++++ MATERIAL TO PROCESS
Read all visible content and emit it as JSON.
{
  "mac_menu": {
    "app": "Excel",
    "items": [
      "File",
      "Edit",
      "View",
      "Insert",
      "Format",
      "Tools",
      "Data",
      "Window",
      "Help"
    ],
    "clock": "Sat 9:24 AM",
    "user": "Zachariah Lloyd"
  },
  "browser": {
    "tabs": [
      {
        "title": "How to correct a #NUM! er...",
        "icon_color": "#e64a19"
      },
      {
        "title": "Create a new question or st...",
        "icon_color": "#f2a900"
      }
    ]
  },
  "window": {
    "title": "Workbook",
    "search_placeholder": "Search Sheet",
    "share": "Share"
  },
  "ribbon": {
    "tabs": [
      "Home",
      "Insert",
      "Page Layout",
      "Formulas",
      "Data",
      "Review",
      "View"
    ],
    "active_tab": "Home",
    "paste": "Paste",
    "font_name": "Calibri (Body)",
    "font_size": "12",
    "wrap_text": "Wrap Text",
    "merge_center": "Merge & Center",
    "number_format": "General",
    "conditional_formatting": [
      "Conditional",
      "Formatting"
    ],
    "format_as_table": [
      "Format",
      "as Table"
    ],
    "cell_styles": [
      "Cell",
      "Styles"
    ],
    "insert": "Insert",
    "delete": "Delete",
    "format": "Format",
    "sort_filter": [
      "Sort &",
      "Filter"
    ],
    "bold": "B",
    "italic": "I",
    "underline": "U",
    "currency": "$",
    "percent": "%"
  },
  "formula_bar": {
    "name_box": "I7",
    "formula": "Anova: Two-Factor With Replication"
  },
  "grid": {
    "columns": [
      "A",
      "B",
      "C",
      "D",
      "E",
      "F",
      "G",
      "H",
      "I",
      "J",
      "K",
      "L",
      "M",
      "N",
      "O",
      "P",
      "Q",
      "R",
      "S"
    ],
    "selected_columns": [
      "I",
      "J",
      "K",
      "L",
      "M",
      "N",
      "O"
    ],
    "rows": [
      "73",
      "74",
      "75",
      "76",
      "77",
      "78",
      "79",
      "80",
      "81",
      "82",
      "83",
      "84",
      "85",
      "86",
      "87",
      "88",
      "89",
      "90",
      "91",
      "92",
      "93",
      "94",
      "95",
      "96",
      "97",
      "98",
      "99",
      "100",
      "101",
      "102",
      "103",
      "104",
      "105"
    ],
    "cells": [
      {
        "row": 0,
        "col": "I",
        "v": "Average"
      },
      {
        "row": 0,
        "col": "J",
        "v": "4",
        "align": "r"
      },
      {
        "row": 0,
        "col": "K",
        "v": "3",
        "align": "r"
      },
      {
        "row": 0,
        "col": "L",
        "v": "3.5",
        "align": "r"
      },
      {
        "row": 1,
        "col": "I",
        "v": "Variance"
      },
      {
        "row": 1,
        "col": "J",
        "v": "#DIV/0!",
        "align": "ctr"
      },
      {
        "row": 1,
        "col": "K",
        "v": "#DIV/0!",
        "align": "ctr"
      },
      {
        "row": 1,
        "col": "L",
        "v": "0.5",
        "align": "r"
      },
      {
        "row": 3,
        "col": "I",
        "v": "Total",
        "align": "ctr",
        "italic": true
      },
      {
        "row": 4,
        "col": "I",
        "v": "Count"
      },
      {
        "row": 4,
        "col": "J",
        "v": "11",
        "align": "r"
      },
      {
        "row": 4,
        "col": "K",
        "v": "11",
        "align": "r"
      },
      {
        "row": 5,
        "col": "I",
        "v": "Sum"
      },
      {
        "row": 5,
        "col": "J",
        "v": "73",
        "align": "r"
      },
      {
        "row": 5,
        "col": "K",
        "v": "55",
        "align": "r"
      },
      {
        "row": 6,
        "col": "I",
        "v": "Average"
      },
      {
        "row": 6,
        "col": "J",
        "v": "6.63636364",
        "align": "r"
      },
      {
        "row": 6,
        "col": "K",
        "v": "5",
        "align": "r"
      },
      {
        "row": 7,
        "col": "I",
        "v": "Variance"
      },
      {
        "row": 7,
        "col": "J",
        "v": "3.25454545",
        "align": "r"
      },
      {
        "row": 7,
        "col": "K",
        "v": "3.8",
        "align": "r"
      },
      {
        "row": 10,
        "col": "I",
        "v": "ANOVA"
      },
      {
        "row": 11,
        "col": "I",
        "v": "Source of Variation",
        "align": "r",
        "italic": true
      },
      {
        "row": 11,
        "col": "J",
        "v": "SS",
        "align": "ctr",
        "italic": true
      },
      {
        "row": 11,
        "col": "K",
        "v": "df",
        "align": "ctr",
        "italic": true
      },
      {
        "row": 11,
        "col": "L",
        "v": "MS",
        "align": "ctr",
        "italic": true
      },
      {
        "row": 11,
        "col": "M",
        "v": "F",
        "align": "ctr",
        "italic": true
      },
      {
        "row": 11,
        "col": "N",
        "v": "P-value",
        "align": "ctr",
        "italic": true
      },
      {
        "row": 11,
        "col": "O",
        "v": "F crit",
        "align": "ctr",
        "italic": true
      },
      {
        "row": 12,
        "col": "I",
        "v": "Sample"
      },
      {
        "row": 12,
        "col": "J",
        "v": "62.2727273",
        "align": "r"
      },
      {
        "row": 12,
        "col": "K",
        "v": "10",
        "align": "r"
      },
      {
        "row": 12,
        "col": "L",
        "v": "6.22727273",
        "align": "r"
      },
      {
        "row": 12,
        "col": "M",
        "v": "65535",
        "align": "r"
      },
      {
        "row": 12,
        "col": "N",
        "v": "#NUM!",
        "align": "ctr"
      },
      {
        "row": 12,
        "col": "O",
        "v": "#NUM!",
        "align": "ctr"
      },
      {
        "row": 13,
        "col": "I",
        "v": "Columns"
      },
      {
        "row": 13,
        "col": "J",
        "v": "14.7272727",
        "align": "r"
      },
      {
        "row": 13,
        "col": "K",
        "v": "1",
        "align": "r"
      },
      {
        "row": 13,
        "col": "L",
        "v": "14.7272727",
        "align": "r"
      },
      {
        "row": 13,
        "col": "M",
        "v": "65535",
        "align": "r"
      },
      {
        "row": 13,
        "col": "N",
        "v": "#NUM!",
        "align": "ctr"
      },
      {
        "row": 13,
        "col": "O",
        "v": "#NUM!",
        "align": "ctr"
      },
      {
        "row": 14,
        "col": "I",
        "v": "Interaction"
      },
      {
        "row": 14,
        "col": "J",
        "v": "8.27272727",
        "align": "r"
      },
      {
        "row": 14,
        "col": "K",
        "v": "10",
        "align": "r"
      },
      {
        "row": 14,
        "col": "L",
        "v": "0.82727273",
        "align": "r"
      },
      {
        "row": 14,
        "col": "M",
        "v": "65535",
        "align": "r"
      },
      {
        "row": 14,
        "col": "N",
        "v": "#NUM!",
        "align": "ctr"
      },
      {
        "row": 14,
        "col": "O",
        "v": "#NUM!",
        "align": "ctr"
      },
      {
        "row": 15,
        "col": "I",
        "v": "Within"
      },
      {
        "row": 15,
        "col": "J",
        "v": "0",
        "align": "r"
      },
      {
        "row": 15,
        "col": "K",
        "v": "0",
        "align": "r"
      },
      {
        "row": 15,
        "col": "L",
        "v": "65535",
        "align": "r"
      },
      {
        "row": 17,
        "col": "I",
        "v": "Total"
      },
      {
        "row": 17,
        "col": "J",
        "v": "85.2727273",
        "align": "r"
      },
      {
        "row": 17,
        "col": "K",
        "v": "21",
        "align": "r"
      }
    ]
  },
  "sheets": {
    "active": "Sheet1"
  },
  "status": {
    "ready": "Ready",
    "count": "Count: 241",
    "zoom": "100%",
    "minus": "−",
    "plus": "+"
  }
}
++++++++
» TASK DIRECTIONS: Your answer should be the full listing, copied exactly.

» RESPONSE FOR THIS EXERCISE:
Read all visible content and emit it as JSON.
{
  "mac_menu": {
    "app": "Excel",
    "items": [
      "File",
      "Edit",
      "View",
      "Insert",
      "Format",
      "Tools",
      "Data",
      "Window",
      "Help"
    ],
    "clock": "Sat 9:24 AM",
    "user": "Zachariah Lloyd"
  },
  "browser": {
    "tabs": [
      {
        "title": "How to correct a #NUM! er...",
        "icon_color": "#e64a19"
      },
      {
        "title": "Create a new question or st...",
        "icon_color": "#f2a900"
      }
    ]
  },
  "window": {
    "title": "Workbook",
    "search_placeholder": "Search Sheet",
    "share": "Share"
  },
  "ribbon": {
    "tabs": [
      "Home",
      "Insert",
      "Page Layout",
      "Formulas",
      "Data",
      "Review",
      "View"
    ],
    "active_tab": "Home",
    "paste": "Paste",
    "font_name": "Calibri (Body)",
    "font_size": "12",
    "wrap_text": "Wrap Text",
    "merge_center": "Merge & Center",
    "number_format": "General",
    "conditional_formatting": [
      "Conditional",
      "Formatting"
    ],
    "format_as_table": [
      "Format",
      "as Table"
    ],
    "cell_styles": [
      "Cell",
      "Styles"
    ],
    "insert": "Insert",
    "delete": "Delete",
    "format": "Format",
    "sort_filter": [
      "Sort &",
      "Filter"
    ],
    "bold": "B",
    "italic": "I",
    "underline": "U",
    "currency": "$",
    "percent": "%"
  },
  "formula_bar": {
    "name_box": "I7",
    "formula": "Anova: Two-Factor With Replication"
  },
  "grid": {
    "columns": [
      "A",
      "B",
      "C",
      "D",
      "E",
      "F",
      "G",
      "H",
      "I",
      "J",
      "K",
      "L",
      "M",
      "N",
      "O",
      "P",
      "Q",
      "R",
      "S"
    ],
    "selected_columns": [
      "I",
      "J",
      "K",
      "L",
      "M",
      "N",
      "O"
    ],
    "rows": [
      "73",
      "74",
      "75",
      "76",
      "77",
      "78",
      "79",
      "80",
      "81",
      "82",
      "83",
      "84",
      "85",
      "86",
      "87",
      "88",
      "89",
      "90",
      "91",
      "92",
      "93",
      "94",
      "95",
      "96",
      "97",
      "98",
      "99",
      "100",
      "101",
      "102",
      "103",
      "104",
      "105"
    ],
    "cells": [
      {
        "row": 0,
        "col": "I",
        "v": "Average"
      },
      {
        "row": 0,
        "col": "J",
        "v": "4",
        "align": "r"
      },
      {
        "row": 0,
        "col": "K",
        "v": "3",
        "align": "r"
      },
      {
        "row": 0,
        "col": "L",
        "v": "3.5",
        "align": "r"
      },
      {
        "row": 1,
        "col": "I",
        "v": "Variance"
      },
      {
        "row": 1,
        "col": "J",
        "v": "#DIV/0!",
        "align": "ctr"
      },
      {
        "row": 1,
        "col": "K",
        "v": "#DIV/0!",
        "align": "ctr"
      },
      {
        "row": 1,
        "col": "L",
        "v": "0.5",
        "align": "r"
      },
      {
        "row": 3,
        "col": "I",
        "v": "Total",
        "align": "ctr",
        "italic": true
      },
      {
        "row": 4,
        "col": "I",
        "v": "Count"
      },
      {
        "row": 4,
        "col": "J",
        "v": "11",
        "align": "r"
      },
      {
        "row": 4,
        "col": "K",
        "v": "11",
        "align": "r"
      },
      {
        "row": 5,
        "col": "I",
        "v": "Sum"
      },
      {
        "row": 5,
        "col": "J",
        "v": "73",
        "align": "r"
      },
      {
        "row": 5,
        "col": "K",
        "v": "55",
        "align": "r"
      },
      {
        "row": 6,
        "col": "I",
        "v": "Average"
      },
      {
        "row": 6,
        "col": "J",
        "v": "6.63636364",
        "align": "r"
      },
      {
        "row": 6,
        "col": "K",
        "v": "5",
        "align": "r"
      },
      {
        "row": 7,
        "col": "I",
        "v": "Variance"
      },
      {
        "row": 7,
        "col": "J",
        "v": "3.25454545",
        "align": "r"
      },
      {
        "row": 7,
        "col": "K",
        "v": "3.8",
        "align": "r"
      },
      {
        "row": 10,
        "col": "I",
        "v": "ANOVA"
      },
      {
        "row": 11,
        "col": "I",
        "v": "Source of Variation",
        "align": "r",
        "italic": true
      },
      {
        "row": 11,
        "col": "J",
        "v": "SS",
        "align": "ctr",
        "italic": true
      },
      {
        "row": 11,
        "col": "K",
        "v": "df",
        "align": "ctr",
        "italic": true
      },
      {
        "row": 11,
        "col": "L",
        "v": "MS",
        "align": "ctr",
        "italic": true
      },
      {
        "row": 11,
        "col": "M",
        "v": "F",
        "align": "ctr",
        "italic": true
      },
      {
        "row": 11,
        "col": "N",
        "v": "P-value",
        "align": "ctr",
        "italic": true
      },
      {
        "row": 11,
        "col": "O",
        "v": "F crit",
        "align": "ctr",
        "italic": true
      },
      {
        "row": 12,
        "col": "I",
        "v": "Sample"
      },
      {
        "row": 12,
        "col": "J",
        "v": "62.2727273",
        "align": "r"
      },
      {
        "row": 12,
        "col": "K",
        "v": "10",
        "align": "r"
      },
      {
        "row": 12,
        "col": "L",
        "v": "6.22727273",
        "align": "r"
      },
      {
        "row": 12,
        "col": "M",
        "v": "65535",
        "align": "r"
      },
      {
        "row": 12,
        "col": "N",
        "v": "#NUM!",
        "align": "ctr"
      },
      {
        "row": 12,
        "col": "O",
        "v": "#NUM!",
        "align": "ctr"
      },
      {
        "row": 13,
        "col": "I",
        "v": "Columns"
      },
      {
        "row": 13,
        "col": "J",
        "v": "14.7272727",
        "align": "r"
      },
      {
        "row": 13,
        "col": "K",
        "v": "1",
        "align": "r"
      },
      {
        "row": 13,
        "col": "L",
        "v": "14.7272727",
        "align": "r"
      },
      {
        "row": 13,
        "col": "M",
        "v": "65535",
        "align": "r"
      },
      {
        "row": 13,
        "col": "N",
        "v": "#NUM!",
        "align": "ctr"
      },
      {
        "row": 13,
        "col": "O",
        "v": "#NUM!",
        "align": "ctr"
      },
      {
        "row": 14,
        "col": "I",
        "v": "Interaction"
      },
      {
        "row": 14,
        "col": "J",
        "v": "8.27272727",
        "align": "r"
      },
      {
        "row": 14,
        "col": "K",
        "v": "10",
        "align": "r"
      },
      {
        "row": 14,
        "col": "L",
        "v": "0.82727273",
        "align": "r"
      },
      {
        "row": 14,
        "col": "M",
        "v": "65535",
        "align": "r"
      },
      {
        "row": 14,
        "col": "N",
        "v": "#NUM!",
        "align": "ctr"
      },
      {
        "row": 14,
        "col": "O",
        "v": "#NUM!",
        "align": "ctr"
      },
      {
        "row": 15,
        "col": "I",
        "v": "Within"
      },
      {
        "row": 15,
        "col": "J",
        "v": "0",
        "align": "r"
      },
      {
        "row": 15,
        "col": "K",
        "v": "0",
        "align": "r"
      },
      {
        "row": 15,
        "col": "L",
        "v": "65535",
        "align": "r"
      },
      {
        "row": 17,
        "col": "I",
        "v": "Total"
      },
      {
        "row": 17,
        "col": "J",
        "v": "85.2727273",
        "align": "r"
      },
      {
        "row": 17,
        "col": "K",
        "v": "21",
        "align": "r"
      }
    ]
  },
  "sheets": {
    "active": "Sheet1"
  },
  "status": {
    "ready": "Ready",
    "count": "Count: 241",
    "zoom": "100%",
    "minus": "−",
    "plus": "+"
  }
}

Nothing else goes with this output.